short-term use of medical marijuana causes no harm to people with HIV who
are on combination antiretroviral therapy, according to Health Day News.
Researchers said they could find no harmful changes in HIV levels in the
participants when they smoked marijuana or took dronabinol, an oral medical
cannabinoid. The study examined 62 people with HIV who are on
antiretroviral regimens containing a protease inhibitor and lasted 25 days.
Researched divided the volunteers into three groups. A group of 20 smoked
marijuana. A second group of 22 received dronabinol and the final group of
20 received an oral placebo. CD 4 T-cell counts increased by about 20
percent for groups that used marijuana and dronabinol. CD 8 T-cell counts
increased by 20 percent in the marijuana group and by 10 percent in the
dronabinol group. There was no increase in CD 4 or CD 8 T-cell counts in
the placebo group. "The change in lymphocyte counts for the smoked
marijuana group is intriguing. At a minimum, it contradicts findings from
previous studies suggesting that smoked marijuana suppresses the immune
system," said study author Dr. Donald Abrams, a USCF professor of clinical
medicine.


Pubdate: Wed, 27 Aug 2003
Source: Houston Voice (TX)

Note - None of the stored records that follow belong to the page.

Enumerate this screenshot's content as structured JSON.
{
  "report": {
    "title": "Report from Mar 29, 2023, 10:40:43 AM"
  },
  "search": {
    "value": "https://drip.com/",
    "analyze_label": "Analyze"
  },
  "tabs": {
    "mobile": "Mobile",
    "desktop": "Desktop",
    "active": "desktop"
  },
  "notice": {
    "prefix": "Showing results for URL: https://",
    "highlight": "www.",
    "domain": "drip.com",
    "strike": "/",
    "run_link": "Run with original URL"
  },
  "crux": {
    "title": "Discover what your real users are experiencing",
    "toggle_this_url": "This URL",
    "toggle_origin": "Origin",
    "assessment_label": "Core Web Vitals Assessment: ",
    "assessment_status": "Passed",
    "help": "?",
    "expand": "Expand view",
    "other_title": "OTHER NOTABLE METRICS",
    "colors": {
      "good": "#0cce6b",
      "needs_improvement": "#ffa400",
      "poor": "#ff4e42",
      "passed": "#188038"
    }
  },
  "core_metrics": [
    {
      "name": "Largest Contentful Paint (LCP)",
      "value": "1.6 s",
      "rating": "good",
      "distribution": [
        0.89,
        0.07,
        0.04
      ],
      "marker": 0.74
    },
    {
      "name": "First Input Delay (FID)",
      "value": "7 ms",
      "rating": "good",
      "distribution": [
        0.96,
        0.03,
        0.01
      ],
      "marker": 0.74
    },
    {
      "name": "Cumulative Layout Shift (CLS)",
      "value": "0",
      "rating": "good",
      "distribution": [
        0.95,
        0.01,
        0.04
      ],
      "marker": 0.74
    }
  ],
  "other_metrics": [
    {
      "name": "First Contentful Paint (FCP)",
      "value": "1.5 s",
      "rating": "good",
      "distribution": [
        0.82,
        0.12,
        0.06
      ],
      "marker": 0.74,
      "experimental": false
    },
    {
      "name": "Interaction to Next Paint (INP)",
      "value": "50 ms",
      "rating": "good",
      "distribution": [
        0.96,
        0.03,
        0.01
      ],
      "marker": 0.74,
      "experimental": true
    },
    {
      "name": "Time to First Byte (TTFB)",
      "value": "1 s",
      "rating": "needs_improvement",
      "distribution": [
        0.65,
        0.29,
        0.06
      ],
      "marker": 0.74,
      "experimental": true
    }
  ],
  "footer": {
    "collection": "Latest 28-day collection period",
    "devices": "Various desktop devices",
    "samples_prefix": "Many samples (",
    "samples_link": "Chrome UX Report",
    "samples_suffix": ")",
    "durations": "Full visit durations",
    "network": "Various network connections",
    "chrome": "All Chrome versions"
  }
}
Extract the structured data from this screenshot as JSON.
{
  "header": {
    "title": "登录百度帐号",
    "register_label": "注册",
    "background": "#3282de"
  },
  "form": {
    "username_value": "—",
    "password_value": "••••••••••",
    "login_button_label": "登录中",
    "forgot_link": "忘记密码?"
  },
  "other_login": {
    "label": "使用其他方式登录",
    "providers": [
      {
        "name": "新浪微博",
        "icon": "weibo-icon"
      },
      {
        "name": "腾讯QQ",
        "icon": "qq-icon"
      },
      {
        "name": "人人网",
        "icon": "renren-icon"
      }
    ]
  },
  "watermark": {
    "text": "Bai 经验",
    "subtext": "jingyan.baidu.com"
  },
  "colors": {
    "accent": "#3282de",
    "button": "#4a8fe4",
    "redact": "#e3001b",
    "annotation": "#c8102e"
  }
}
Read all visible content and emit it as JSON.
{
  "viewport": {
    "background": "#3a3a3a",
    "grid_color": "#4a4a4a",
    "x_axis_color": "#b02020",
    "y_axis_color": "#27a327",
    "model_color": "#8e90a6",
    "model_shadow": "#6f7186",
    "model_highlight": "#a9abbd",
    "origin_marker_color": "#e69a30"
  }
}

Copyright: 2003 Window Media LLC
Contact: editor@sovo.com
Website: http://www.houstonvoice.com/